As you complete the story, you’ll find areas you passed through before opening up and offer more secrets for you to discover. The space sections you use to travel between planets will become free roaming areas, which you can roam using the ships you have unlocked. You’ll find Kyber Brick Comets to explode for rewards and random encounters that can lead to even more loot.
There are also plenty of side missions to complete, awarding you Studs and Kyber Crystals to upgrade your characters. For some of these quests, you will need to access a certain character class or have progressed enough in the story. For example, we met a guy called Biggs Darklighter who had a mission for us, but we could only activate him as a villain class character, and Whiney Luke didn’t quite fit the bill. But, Han Solo on the other hand unarticulated…
Although we’ve spent ten hours with the game, we’ve only just begun to scratch the surface of this lovingly crafted world. In addition to the many side missions still to be completed, we have only reached Episode IV, which already added more mechanics and options from the start. There’s still a whole trilogy and a half to play, more planets to explore, and a truly daunting amount of content to discover. We are desperate to continue exploring this galaxy far, far away. One that’s filled with favorite characters, fantastical environments, and exciting challenges.

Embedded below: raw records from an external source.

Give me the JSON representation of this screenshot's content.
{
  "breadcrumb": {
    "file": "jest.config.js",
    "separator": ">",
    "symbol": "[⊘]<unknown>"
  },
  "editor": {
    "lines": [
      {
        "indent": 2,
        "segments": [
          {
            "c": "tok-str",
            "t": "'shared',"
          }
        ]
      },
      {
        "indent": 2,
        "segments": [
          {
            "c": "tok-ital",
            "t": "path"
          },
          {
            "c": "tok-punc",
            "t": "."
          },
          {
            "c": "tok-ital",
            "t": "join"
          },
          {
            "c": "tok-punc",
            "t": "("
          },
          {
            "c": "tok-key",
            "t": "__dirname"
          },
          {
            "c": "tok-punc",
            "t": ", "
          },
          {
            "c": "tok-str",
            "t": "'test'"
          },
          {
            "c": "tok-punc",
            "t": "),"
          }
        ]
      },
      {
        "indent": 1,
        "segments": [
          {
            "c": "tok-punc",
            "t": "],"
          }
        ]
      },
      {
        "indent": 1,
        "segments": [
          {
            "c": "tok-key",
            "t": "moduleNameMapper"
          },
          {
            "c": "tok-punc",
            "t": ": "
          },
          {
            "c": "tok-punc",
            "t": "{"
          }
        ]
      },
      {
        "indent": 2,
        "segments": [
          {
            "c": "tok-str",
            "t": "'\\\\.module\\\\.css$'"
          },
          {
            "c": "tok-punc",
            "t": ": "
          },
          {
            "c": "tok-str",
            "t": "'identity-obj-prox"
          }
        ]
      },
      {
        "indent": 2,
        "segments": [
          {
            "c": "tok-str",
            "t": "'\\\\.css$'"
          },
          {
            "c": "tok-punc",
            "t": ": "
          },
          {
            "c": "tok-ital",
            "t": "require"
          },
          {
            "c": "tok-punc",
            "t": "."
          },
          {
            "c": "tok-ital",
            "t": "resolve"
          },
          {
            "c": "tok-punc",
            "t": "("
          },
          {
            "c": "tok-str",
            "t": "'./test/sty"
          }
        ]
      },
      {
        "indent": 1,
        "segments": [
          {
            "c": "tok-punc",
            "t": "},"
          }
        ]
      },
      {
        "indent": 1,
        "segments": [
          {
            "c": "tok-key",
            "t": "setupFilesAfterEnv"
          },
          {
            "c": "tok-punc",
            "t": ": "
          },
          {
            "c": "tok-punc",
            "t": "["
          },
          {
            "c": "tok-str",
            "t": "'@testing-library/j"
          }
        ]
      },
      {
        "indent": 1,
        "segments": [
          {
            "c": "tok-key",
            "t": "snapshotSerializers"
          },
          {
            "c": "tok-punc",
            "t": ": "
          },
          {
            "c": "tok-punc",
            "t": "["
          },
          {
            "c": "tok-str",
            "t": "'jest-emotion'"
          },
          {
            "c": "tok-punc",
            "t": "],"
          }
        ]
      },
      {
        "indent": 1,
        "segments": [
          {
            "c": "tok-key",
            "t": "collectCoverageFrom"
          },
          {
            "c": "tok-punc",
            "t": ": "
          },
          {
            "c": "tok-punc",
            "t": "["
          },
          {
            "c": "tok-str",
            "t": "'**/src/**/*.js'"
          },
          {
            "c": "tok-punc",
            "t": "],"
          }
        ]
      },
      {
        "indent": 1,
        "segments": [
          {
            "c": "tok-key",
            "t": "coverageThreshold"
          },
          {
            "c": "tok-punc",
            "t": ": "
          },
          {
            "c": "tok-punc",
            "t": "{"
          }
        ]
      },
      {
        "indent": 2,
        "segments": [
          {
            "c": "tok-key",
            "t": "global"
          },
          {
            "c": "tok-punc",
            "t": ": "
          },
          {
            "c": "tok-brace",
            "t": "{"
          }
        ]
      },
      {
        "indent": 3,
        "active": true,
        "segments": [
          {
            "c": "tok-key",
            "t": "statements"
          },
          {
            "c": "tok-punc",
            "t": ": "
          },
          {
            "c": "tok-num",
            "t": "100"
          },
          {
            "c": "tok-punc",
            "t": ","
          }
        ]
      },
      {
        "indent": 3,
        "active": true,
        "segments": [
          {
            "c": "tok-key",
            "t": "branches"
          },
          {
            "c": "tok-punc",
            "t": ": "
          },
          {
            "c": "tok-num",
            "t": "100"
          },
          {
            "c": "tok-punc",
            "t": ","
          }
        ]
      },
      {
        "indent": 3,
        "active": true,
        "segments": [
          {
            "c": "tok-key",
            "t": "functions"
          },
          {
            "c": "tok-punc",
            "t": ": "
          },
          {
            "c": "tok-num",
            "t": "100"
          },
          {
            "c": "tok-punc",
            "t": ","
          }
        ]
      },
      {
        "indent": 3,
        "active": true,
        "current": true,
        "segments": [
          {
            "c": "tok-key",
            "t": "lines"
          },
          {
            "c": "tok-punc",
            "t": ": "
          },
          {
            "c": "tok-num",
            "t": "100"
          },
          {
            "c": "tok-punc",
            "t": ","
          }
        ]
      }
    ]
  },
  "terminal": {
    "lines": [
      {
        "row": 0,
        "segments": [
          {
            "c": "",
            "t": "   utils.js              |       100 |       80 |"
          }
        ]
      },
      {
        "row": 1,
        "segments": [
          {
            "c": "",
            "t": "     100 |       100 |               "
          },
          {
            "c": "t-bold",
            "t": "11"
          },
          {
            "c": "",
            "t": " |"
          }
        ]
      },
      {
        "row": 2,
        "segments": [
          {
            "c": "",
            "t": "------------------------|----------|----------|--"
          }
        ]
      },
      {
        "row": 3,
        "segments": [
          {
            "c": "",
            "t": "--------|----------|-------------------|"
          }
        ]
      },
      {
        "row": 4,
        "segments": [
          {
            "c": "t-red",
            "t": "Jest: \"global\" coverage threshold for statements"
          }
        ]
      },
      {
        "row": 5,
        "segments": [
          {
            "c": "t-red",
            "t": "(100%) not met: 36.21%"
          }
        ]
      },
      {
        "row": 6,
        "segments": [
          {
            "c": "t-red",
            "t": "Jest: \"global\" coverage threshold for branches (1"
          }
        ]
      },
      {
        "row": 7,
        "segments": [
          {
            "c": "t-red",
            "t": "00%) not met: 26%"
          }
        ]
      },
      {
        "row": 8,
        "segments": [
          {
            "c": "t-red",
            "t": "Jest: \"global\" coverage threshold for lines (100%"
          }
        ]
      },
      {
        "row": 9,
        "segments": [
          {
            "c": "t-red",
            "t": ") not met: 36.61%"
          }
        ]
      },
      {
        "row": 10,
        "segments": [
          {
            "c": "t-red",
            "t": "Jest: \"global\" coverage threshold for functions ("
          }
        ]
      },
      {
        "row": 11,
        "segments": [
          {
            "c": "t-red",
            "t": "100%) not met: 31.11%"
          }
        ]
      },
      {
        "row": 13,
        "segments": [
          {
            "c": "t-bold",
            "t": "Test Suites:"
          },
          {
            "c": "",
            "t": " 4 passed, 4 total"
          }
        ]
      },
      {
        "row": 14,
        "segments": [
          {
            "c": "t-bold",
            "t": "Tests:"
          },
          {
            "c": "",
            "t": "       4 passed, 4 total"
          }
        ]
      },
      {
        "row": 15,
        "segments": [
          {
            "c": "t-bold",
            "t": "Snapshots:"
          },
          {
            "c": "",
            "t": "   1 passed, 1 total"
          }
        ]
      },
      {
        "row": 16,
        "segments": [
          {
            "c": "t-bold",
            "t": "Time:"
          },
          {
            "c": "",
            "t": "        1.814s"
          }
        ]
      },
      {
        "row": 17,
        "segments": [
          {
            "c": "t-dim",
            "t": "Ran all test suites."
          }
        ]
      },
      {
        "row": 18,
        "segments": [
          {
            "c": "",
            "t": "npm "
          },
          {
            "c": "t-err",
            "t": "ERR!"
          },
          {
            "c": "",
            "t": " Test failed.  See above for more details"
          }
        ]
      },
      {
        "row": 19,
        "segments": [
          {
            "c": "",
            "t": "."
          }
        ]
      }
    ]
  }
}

Lego Star Wars: The Skywalker Saga releases April 5 PlayStation 5, Xbox Series X, Nintendo Switch, PC, PS4 and XBO.